Current context

Despite the Care Act and associated guidance highlighting the importance of “preventing or delaying the development of needs for care and support and the importance of reducing needs that already exist” we know that in a resource-tight sector there’s a lack of common understanding and consistency in the approach to prevention and wellbeing within the social care sector11. The ADASS budget survey found that in 2020/21 only 4% of Directors are fully confident that their budget will be sufficient to meet their statutory duties 12.

Due to system pressures, the funding and focus of social care has been less on preventative action and more on high-need care, for example personal care to the elderly or when people need support in a crisis.

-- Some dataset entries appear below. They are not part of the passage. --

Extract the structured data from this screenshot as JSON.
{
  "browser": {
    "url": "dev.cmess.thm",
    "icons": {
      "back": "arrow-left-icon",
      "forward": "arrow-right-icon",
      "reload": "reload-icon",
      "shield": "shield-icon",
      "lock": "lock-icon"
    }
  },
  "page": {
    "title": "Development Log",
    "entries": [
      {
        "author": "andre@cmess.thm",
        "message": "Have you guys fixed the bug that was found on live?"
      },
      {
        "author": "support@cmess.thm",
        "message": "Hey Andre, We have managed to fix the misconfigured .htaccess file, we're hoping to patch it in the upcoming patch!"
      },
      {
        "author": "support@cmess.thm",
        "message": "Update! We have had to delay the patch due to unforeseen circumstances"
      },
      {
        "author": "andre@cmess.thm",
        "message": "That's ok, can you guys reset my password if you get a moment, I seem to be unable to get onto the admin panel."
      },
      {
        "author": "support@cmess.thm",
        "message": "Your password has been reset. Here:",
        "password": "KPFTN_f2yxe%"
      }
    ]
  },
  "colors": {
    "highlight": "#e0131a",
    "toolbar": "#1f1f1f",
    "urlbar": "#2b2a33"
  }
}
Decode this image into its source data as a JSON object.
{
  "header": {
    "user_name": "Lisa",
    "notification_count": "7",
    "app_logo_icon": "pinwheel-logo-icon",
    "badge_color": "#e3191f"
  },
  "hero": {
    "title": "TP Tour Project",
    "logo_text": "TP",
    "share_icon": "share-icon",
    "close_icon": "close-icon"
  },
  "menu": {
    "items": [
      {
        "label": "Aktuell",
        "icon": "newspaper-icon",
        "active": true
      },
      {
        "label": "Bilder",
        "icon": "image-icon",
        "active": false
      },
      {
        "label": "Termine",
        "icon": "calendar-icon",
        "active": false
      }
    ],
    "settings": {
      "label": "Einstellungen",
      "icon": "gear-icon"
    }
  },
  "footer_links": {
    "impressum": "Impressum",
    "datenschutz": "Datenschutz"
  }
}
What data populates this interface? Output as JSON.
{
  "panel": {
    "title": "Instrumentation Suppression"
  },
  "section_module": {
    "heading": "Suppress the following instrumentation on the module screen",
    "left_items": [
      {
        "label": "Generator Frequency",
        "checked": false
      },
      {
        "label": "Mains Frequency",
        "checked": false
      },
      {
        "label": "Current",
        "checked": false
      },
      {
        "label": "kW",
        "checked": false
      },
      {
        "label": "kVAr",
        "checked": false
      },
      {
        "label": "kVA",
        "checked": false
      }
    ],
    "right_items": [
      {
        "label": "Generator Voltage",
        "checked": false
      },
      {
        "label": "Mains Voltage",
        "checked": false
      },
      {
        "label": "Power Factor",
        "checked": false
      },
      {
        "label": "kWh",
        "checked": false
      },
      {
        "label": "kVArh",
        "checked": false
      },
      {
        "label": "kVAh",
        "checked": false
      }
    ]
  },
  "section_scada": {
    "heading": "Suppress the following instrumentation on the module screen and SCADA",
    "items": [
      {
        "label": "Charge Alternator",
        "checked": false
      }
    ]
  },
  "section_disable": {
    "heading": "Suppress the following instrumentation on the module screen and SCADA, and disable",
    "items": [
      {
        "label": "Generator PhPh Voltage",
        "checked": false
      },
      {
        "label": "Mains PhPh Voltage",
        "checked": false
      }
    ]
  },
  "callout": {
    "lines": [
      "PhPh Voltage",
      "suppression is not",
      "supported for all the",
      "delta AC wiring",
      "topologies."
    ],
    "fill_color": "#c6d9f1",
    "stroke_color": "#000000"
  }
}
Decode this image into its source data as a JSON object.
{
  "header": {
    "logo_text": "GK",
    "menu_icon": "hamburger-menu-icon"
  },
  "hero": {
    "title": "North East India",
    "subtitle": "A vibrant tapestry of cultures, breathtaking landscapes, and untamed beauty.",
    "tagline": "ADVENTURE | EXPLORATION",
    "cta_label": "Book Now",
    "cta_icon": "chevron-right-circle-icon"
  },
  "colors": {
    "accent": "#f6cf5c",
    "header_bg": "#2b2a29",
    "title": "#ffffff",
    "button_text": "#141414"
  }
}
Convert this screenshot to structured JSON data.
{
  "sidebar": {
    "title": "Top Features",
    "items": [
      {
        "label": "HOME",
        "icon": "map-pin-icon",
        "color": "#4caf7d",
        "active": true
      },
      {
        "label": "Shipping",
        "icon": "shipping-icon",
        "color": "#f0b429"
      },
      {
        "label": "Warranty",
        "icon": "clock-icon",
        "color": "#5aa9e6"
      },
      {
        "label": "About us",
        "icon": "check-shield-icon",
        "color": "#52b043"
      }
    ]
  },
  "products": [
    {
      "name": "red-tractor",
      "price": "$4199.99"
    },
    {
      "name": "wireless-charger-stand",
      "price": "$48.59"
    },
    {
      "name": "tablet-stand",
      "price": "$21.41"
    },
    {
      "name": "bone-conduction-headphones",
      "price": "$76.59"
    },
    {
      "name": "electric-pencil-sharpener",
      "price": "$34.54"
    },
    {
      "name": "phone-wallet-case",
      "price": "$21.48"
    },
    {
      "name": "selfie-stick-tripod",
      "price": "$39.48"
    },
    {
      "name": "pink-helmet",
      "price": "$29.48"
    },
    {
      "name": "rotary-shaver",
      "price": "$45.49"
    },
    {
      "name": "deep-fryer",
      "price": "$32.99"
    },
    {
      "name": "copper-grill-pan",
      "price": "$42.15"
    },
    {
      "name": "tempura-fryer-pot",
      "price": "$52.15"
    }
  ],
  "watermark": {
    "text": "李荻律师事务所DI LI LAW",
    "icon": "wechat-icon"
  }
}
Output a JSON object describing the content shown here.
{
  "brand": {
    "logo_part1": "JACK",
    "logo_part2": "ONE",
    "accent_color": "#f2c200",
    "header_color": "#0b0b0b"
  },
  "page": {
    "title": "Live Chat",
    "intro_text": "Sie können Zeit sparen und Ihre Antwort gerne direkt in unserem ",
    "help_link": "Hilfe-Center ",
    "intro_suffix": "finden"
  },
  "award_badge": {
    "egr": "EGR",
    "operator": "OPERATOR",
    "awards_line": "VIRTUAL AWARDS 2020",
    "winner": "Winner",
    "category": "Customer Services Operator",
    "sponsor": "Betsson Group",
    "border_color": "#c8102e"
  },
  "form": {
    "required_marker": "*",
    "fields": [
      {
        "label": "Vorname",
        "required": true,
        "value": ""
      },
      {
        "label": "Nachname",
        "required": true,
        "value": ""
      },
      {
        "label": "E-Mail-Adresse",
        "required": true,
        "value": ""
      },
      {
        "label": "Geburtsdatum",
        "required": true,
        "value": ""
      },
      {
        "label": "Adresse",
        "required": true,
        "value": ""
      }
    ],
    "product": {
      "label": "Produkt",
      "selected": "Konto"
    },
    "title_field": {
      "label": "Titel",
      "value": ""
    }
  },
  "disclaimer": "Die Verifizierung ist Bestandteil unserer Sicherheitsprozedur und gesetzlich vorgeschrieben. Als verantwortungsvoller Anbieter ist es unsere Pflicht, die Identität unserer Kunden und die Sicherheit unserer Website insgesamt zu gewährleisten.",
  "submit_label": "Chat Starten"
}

Due to the commissioning and funding arrangements this means there are fewer opportunities and thus jobs in areas which could better encourage prevention/innovation.

Developing and implementing a workforce strategy

For a national workforce strategy to be successful it needs to:

  • Be fully co-produced with people who use services and people who work in social care – their needs and aspirations is the central question. This will enable it to be anchored in the vision of improving the quality of life of the people who draw down on care and support. It should be delivered in line with the ‘we’ statements in Making It Real so that people in our communities can identify with the ‘I’ statements within it.
  • Clear on the different roles and responsibilities of employers, Government (central and local), regulators and improvement bodies.
  • Have buy-in from sector partners.
  • Align to the NHS people plan and read across to the local government workforce focus13.
  • Be underpinned by effective national to local workforce planning (as per LGA, ADASS and Skills for Care Shared Priorities).
  • Provides national direction but enable local flexibility to meet the needs of communities.
  • Be underpinned by credible data and intelligence that is used to drive strategies nationally and locally and will be informed by those with experience of using services. This can be delivered through:
    • Greater understanding of the motivations of the current social care workforce and the potential workforce of the future, through a national workforce survey;
    • Ensuring access to a national minimum data set to inform strategic workforce planning and reform.
    • Using data analysis and workforce planning to identify gaps and match needs and aspirations to workforce development
  • Have evaluations and assurance measures that show how effective the strategy and interventions have been in accessing the workforce that require.
  • Be accompanied by real progress on reform, including increased funding.


These themes are not new and are well recognised, but our approach to addressing them needs to be articulated through a comprehensive national strategy. Countless calls to improve conditions for the workforce have been unheeded, perhaps because the current system is not set up in a way that this can be achieved.

We will continue to develop our thinking and clarify what needs to happen at national and local government level, as well as the role employers, regulators and improvement bodies must play. We would like to continue to build consensus across the sector and work together to develop the next level of detail to inform the thinking on investment and reform in the sector.

By reforming social care we will enable our values-driven workforce to develop their careers, invest in their learning and allow them to focus on what matters most to the people they support; we enable them to achieve better outcomes.

Developed by

Association of Directors of Adult Social Services (ADASS) Care Provider Alliance (CPA)

Care and Support Alliance (CSA) Local Government Association (LGA) Skills for Care

Social Care Institute for Excellence (SCIE) Think Local Act Personal (TLAP)

With thanks to

We would like to thank Social Care Future for their thoughts and contributions to the document. As well as members of Skills for Care’s Workforce Development Forum, and all the other organisations and individuals who contributed to the document and shared their views.